  • Three in 10 (31%) say they have changed something in their life or based a decision on a dream or nightmare

Two in five (41%) people said money makes them anxious, which can have a big impact on the subconscious. One of the most common types of dreams is teeth falling out (18 %). Teeth symbolise power and confidence, with financial concerns leading to nightmares about you losing them as you’re not in control.

Royal London’s consumer spokesperson, Mona Patel, said:

"Financial worries don’t just affect our waking hours, as our research shows they are creeping into our subconscious and giving us nightmares. Keeping on top of your finances can make you feel in control and ease your worries. Start with simple steps by keeping a spending diary and setting a budget which can help you towards getting your finances in order."

Reality of dreams
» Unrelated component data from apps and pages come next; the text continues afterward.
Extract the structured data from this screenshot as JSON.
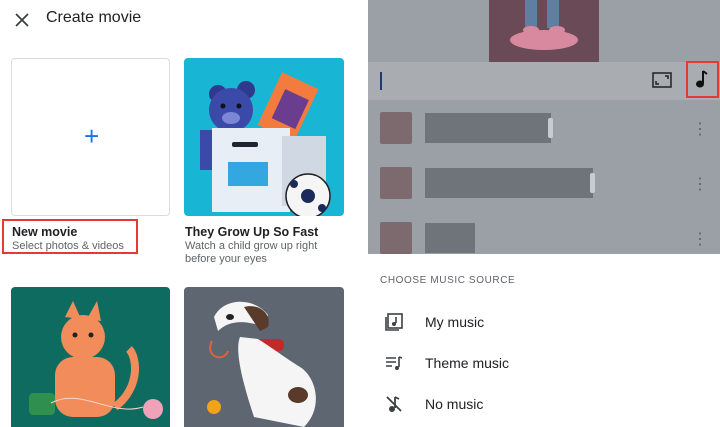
{
  "left_panel": {
    "title": "Create movie",
    "close_icon": "close-icon",
    "cards": [
      {
        "title": "New movie",
        "subtitle": "Select photos & videos",
        "icon": "plus-icon"
      },
      {
        "title": "They Grow Up So Fast",
        "subtitle_line1": "Watch a child grow up right",
        "subtitle_line2": "before your eyes"
      }
    ],
    "plus_symbol": "+"
  },
  "right_panel": {
    "toolbar": {
      "fit_icon": "fullscreen-icon",
      "music_icon": "music-note-icon"
    },
    "more_symbol": "⋮",
    "music_sheet": {
      "heading": "CHOOSE MUSIC SOURCE",
      "options": [
        {
          "label": "My music",
          "icon": "library-music-icon"
        },
        {
          "label": "Theme music",
          "icon": "queue-music-icon"
        },
        {
          "label": "No music",
          "icon": "music-off-icon"
        }
      ]
    }
  },
  "colors": {
    "accent": "#1a73e8",
    "highlight": "#e53935",
    "scrim": "#9aa0a6"
  }
}
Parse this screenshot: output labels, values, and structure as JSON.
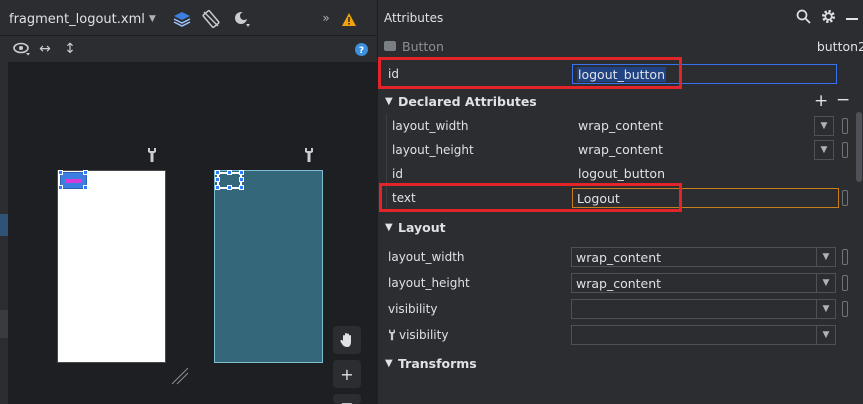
{
  "editor": {
    "file_tab": "fragment_logout.xml",
    "icons": [
      "chevron-down-icon",
      "layers-icon",
      "orientation-icon",
      "theme-icon",
      "overflow-icon",
      "warning-icon",
      "eye-icon",
      "horizontal-resize-icon",
      "vertical-resize-icon",
      "help-icon",
      "wrench-icon",
      "pan-icon",
      "zoom-in-icon",
      "zoom-out-icon"
    ]
  },
  "attributes": {
    "title": "Attributes",
    "component_type": "Button",
    "component_name": "button2",
    "id_row": {
      "label": "id",
      "value": "logout_button"
    },
    "declared": {
      "title": "Declared Attributes",
      "rows": [
        {
          "label": "layout_width",
          "value": "wrap_content"
        },
        {
          "label": "layout_height",
          "value": "wrap_content"
        },
        {
          "label": "id",
          "value": "logout_button"
        },
        {
          "label": "text",
          "value": "Logout"
        }
      ]
    },
    "layout": {
      "title": "Layout",
      "rows": [
        {
          "label": "layout_width",
          "value": "wrap_content"
        },
        {
          "label": "layout_height",
          "value": "wrap_content"
        },
        {
          "label": "visibility",
          "value": ""
        },
        {
          "label": "visibility",
          "value": ""
        }
      ]
    },
    "transforms": {
      "title": "Transforms"
    }
  },
  "colors": {
    "background": "#2b2d30",
    "canvas": "#1e1f22",
    "highlight": "#e3252a",
    "selection": "#214283",
    "blueprint": "#336779"
  }
}
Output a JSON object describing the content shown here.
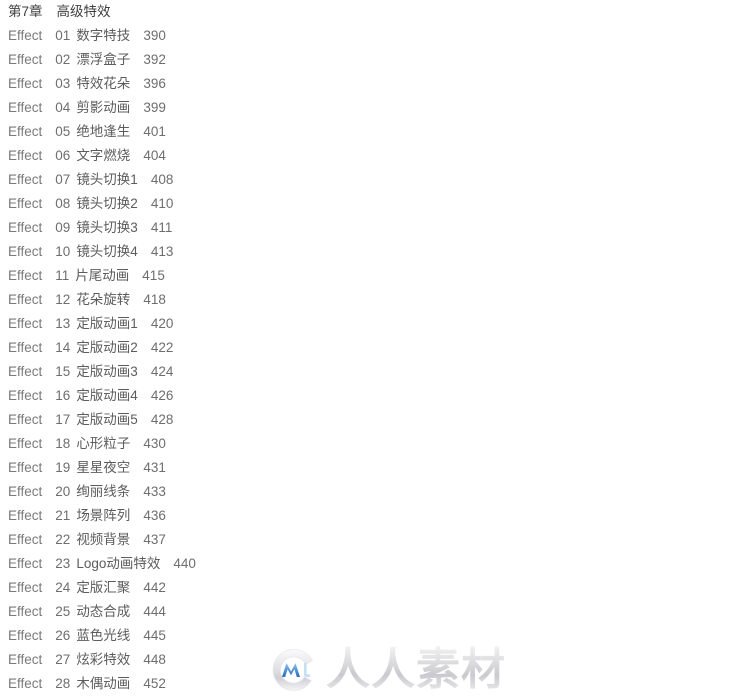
{
  "page": {
    "background_color": "#ffffff",
    "text_color": "#6e6e6e",
    "heading_color": "#3f3f3f"
  },
  "chapter": {
    "number_label": "第7章",
    "title": "高级特效"
  },
  "toc": {
    "entry_label": "Effect",
    "entries": [
      {
        "label": "Effect",
        "number": "01",
        "title": "数字特技",
        "page": "390"
      },
      {
        "label": "Effect",
        "number": "02",
        "title": "漂浮盒子",
        "page": "392"
      },
      {
        "label": "Effect",
        "number": "03",
        "title": "特效花朵",
        "page": "396"
      },
      {
        "label": "Effect",
        "number": "04",
        "title": "剪影动画",
        "page": "399"
      },
      {
        "label": "Effect",
        "number": "05",
        "title": "绝地逢生",
        "page": "401"
      },
      {
        "label": "Effect",
        "number": "06",
        "title": "文字燃烧",
        "page": "404"
      },
      {
        "label": "Effect",
        "number": "07",
        "title": "镜头切换1",
        "page": "408"
      },
      {
        "label": "Effect",
        "number": "08",
        "title": "镜头切换2",
        "page": "410"
      },
      {
        "label": "Effect",
        "number": "09",
        "title": "镜头切换3",
        "page": "411"
      },
      {
        "label": "Effect",
        "number": "10",
        "title": "镜头切换4",
        "page": "413"
      },
      {
        "label": "Effect",
        "number": "11",
        "title": "片尾动画",
        "page": "415"
      },
      {
        "label": "Effect",
        "number": "12",
        "title": "花朵旋转",
        "page": "418"
      },
      {
        "label": "Effect",
        "number": "13",
        "title": "定版动画1",
        "page": "420"
      },
      {
        "label": "Effect",
        "number": "14",
        "title": "定版动画2",
        "page": "422"
      },
      {
        "label": "Effect",
        "number": "15",
        "title": "定版动画3",
        "page": "424"
      },
      {
        "label": "Effect",
        "number": "16",
        "title": "定版动画4",
        "page": "426"
      },
      {
        "label": "Effect",
        "number": "17",
        "title": "定版动画5",
        "page": "428"
      },
      {
        "label": "Effect",
        "number": "18",
        "title": "心形粒子",
        "page": "430"
      },
      {
        "label": "Effect",
        "number": "19",
        "title": "星星夜空",
        "page": "431"
      },
      {
        "label": "Effect",
        "number": "20",
        "title": "绚丽线条",
        "page": "433"
      },
      {
        "label": "Effect",
        "number": "21",
        "title": "场景阵列",
        "page": "436"
      },
      {
        "label": "Effect",
        "number": "22",
        "title": "视频背景",
        "page": "437"
      },
      {
        "label": "Effect",
        "number": "23",
        "title": "Logo动画特效",
        "page": "440"
      },
      {
        "label": "Effect",
        "number": "24",
        "title": "定版汇聚",
        "page": "442"
      },
      {
        "label": "Effect",
        "number": "25",
        "title": "动态合成",
        "page": "444"
      },
      {
        "label": "Effect",
        "number": "26",
        "title": "蓝色光线",
        "page": "445"
      },
      {
        "label": "Effect",
        "number": "27",
        "title": "炫彩特效",
        "page": "448"
      },
      {
        "label": "Effect",
        "number": "28",
        "title": "木偶动画",
        "page": "452"
      }
    ]
  },
  "watermark": {
    "logo_icon": "circle-m-logo-icon",
    "text": "人人素材",
    "logo_accent_color": "#4f90d8",
    "text_color": "#d5d5d8"
  }
}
The research highlights the link between our dreams and what we get up to when we’re awake; nine in 10 people think real life issues (88%) and their emotions (91%) affect the type of dreams we have. People in the UK take it one step further, with three in 10 (31%) basing real life decisions on dreams or nightmares.

Nightmares plague millions of people, with nearly nine in 10 (85%) of us suffering from them. A quarter (23%) suffer from nightmares once a week or more frequently, with falling (40%) and violence (29%) being the more common types of nightmares.

Dream Psychologist, Ian Wallace, said:

"Our dreams are how we naturally make sense of all the information and experiences that we unconsciously absorb every day. They are not just some random occurrence but actually a deliberate process, enabling us to draw on our past experiences and then use them to make the most of future possibilities. Dreams provide us with meaningful insights into specific challenges that we may be encountering in our day-to-day lives."

Gender divide

The data also shows a gap between men and women when it comes to dreams, with more than half (56%) of men having based decisions or changed something in their life after a dream in comparison to just a quarter (27%) of women. Two in five men (44%) suffer from nightmares once a week or more frequently in comparison to one in six women (17%). Women (37%) are also more private about sharing their nightmares with other people in comparison to men (27%).

- ENDS -

For further information please contact:

Meera Khanna, Consumer PR Manager

Note to editors

  1. The research was carried out by RWB, on behalf of Royal London, between 06/07/2018 and 09/07/2018 amongst 1,055 UK adults (aged 18+) and is representative of the UK population. The survey was carried out online and all research conducted adheres to the MRS Code of Conduct (2014). 

About Royal London:

Royal London is the largest mutual life, pensions and investment company in the UK, with funds under management of £117 billion, 8.8 million policies in force and 3,745 employees. Figures quoted are as at 30 June 2018.